### What to produce
Where a line contains the word "subtitle", copy that line from the records below.

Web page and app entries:
-=-=-

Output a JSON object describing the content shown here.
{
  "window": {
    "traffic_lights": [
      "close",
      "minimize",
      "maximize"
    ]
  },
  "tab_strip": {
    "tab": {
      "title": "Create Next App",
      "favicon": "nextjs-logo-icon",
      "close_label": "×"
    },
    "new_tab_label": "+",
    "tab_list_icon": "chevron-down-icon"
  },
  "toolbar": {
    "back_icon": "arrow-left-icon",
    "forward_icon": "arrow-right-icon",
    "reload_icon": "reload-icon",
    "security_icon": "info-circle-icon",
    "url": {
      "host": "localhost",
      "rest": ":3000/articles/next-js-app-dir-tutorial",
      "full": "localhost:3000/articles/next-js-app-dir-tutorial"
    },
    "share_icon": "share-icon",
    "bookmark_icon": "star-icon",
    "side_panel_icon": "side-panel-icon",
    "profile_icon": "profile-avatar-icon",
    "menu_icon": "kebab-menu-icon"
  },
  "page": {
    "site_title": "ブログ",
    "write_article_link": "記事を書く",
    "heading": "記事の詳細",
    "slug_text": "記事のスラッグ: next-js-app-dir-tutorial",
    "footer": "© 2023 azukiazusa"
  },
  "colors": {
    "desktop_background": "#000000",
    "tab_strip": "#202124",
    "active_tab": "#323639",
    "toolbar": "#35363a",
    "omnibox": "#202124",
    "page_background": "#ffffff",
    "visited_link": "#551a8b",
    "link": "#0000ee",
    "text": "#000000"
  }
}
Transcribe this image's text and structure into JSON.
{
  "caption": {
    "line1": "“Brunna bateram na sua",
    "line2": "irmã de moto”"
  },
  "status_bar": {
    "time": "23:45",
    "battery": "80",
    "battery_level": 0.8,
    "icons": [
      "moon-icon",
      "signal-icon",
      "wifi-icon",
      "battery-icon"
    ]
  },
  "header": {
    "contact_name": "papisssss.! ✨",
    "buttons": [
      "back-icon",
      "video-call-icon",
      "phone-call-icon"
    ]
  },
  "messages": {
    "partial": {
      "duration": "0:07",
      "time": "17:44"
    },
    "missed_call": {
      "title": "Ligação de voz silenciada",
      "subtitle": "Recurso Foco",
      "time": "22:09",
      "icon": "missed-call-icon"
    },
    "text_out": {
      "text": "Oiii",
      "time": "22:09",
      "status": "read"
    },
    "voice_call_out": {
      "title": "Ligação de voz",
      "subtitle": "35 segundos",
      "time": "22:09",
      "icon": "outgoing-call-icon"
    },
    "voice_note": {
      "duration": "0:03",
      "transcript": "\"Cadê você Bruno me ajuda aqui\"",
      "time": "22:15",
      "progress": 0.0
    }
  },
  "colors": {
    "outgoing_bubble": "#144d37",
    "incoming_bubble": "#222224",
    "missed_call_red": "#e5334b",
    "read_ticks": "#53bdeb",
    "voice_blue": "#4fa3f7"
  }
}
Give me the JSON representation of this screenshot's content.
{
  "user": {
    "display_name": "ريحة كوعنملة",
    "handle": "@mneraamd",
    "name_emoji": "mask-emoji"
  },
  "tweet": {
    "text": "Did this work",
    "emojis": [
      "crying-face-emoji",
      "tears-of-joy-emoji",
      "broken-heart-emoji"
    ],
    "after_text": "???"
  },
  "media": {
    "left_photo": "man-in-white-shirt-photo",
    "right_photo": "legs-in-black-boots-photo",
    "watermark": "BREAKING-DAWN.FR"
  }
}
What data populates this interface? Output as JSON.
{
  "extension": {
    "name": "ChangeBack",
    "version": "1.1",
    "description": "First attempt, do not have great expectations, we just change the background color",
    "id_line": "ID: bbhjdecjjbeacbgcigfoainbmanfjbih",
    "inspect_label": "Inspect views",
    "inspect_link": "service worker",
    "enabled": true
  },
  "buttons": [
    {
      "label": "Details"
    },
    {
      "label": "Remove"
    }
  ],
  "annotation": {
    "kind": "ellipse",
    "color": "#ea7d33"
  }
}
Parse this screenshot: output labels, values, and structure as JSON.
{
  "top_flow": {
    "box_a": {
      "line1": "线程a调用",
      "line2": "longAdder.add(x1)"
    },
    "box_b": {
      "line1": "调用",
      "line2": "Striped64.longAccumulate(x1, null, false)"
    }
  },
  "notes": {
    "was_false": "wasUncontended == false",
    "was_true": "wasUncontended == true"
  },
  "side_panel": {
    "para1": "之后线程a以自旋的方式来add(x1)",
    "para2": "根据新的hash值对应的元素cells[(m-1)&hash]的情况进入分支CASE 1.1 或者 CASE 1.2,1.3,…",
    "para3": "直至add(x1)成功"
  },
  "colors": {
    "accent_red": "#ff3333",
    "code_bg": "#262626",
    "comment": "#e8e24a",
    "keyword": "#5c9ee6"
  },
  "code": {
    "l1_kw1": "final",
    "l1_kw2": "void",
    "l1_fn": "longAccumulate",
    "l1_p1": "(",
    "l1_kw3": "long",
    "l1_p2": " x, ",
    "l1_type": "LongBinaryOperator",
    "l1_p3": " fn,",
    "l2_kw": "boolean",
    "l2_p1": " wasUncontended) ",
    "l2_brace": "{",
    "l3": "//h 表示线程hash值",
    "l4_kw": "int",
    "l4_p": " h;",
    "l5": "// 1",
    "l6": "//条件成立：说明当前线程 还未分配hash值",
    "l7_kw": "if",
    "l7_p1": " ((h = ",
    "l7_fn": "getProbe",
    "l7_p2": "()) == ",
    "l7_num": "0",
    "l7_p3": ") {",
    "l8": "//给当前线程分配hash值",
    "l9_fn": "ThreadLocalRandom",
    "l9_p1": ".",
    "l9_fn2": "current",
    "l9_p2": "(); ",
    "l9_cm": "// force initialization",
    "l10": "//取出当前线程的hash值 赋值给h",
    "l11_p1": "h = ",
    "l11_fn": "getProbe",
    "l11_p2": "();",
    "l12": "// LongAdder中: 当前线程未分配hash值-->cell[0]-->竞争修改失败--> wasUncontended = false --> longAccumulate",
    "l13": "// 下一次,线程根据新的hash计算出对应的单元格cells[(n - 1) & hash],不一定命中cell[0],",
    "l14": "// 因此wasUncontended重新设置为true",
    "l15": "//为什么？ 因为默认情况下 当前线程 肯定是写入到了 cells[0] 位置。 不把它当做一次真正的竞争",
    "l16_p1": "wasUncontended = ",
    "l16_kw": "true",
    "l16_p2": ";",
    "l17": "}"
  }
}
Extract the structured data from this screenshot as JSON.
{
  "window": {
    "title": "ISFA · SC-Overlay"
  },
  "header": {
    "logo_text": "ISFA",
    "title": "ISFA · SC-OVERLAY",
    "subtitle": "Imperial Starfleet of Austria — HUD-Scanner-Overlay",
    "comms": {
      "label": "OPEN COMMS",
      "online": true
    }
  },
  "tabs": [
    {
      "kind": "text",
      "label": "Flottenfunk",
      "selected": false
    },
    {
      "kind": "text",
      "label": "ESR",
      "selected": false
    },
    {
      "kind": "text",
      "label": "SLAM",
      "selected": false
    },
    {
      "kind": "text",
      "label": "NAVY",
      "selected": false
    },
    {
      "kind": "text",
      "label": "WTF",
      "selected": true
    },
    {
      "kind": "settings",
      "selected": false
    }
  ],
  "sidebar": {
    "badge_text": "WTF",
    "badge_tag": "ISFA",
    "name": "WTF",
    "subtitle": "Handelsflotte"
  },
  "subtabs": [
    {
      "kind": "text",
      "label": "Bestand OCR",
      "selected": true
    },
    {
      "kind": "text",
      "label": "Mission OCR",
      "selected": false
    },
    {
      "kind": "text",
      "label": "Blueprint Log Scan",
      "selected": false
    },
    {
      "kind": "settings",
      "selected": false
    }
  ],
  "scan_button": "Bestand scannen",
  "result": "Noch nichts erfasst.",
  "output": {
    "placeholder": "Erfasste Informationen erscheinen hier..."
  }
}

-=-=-

### Response for this exercise
      "subtitle": "Recurso Foco",
      "subtitle": "35 segundos",
    "subtitle": "Imperial Starfleet of Austria — HUD-Scanner-Overlay",
    "subtitle": "Handelsflotte"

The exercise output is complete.